I deeply regret to say that the reports I have received of this appalling disaster unfortunately fully bear out what has appeared in the public Press. I am grieved to state that the whole city of Quetta has been destroyed. All houses in the civil area have been razed to the ground except Government House which is partially standing in ruins. One quarter of the cantonment area is destroyed, the remaining three-quarters are slightly damaged, but inhabitable. Most damage has occurred in the Royal Air Force area where the barracks have been destroyed and only six out of 27 machines remain serviceable. The railway area has been destroyed but the Staff College area is undamaged.

The bodies of about 4,500 members of the Indian civil population have been recovered. It is feared that about 20,000 still remain buried in the debris. Kalat and Mastung and all the villages between Quetta and Kalat are reported to have been destroyed, but Loralai and Chaman and apparently Fort Sandeman escaped.

The total of Indian casualties outside the city of Quetta is at present unknown. The total of British deaths is about 200. The situation is well in hand but as nearly all the subordinate police officers have been killed it has been necessary to ask for military assistance. The Western Command have assumed control of the situation and are rationing the population. Arrangements are being made to send food and collect casualties in. the neighbouring villages. Special police are being sent by the Government of the Punjab and the North-West Frontier Province. Evacuation is proceeding and will continue so long as there is no outbreak of epidemic against which all possible precautions are being taken by the medical authorities. Patients are being treated in the Indian Military and Cantonment Hospital where between four and five thousand had been received up to Sunday evening. Refugee camps have been established on the racecourse. Supplies and personnel are being despatched by train and airplane from Karachi and Lahore and the Viceroy has lent his airplane for this purpose.

Communications by rail and road are reported to be intact. The civil land telegraphic line has been restored and an accumulation of private telegrams from Quetta is being dealt with as rapidly as circumstances allow. In order to deal effectively with the situation, the General Officer Commanding has been authorised to declare martial law in the city and cantonment at his discretion.

His Excellency the Viceroy has inaugurated a Quetta Earthquake Relief Fund, and has issued an appeal in India to which I am sure there will be a prompt and sympathetic response.

I have no doubt that I am speaking for all sections of this House, and for the country as a whole, when I say that our deep sympathy goes out to all those who have suffered in this terrible calamity, the news of which has so profoundly shocked us all.
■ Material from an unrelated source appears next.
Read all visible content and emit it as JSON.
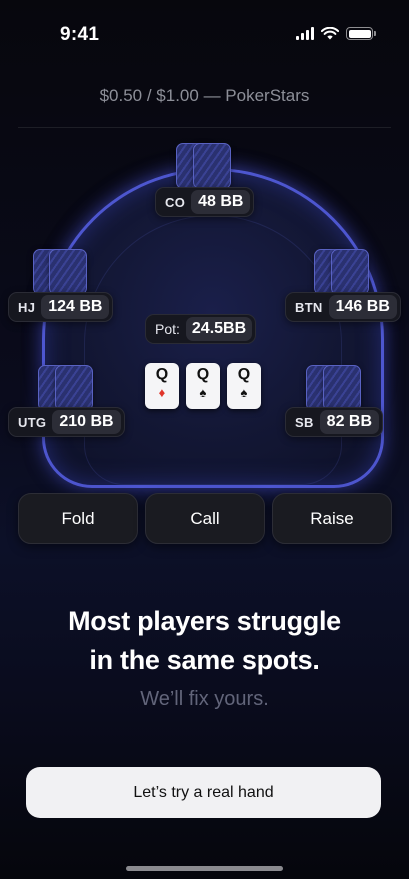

I wish to thank the right hon. Gentleman for his kindly reference to myself. May I ask him,, in reference to this disaster which we all deplore so much, whether he will make it plain, as reports to the contrary have been cir culated, that there is no intention of abandoning the search for living persons in the ruins of Quetta.


Certainly, I will take note of what the right hon. Gentleman has said.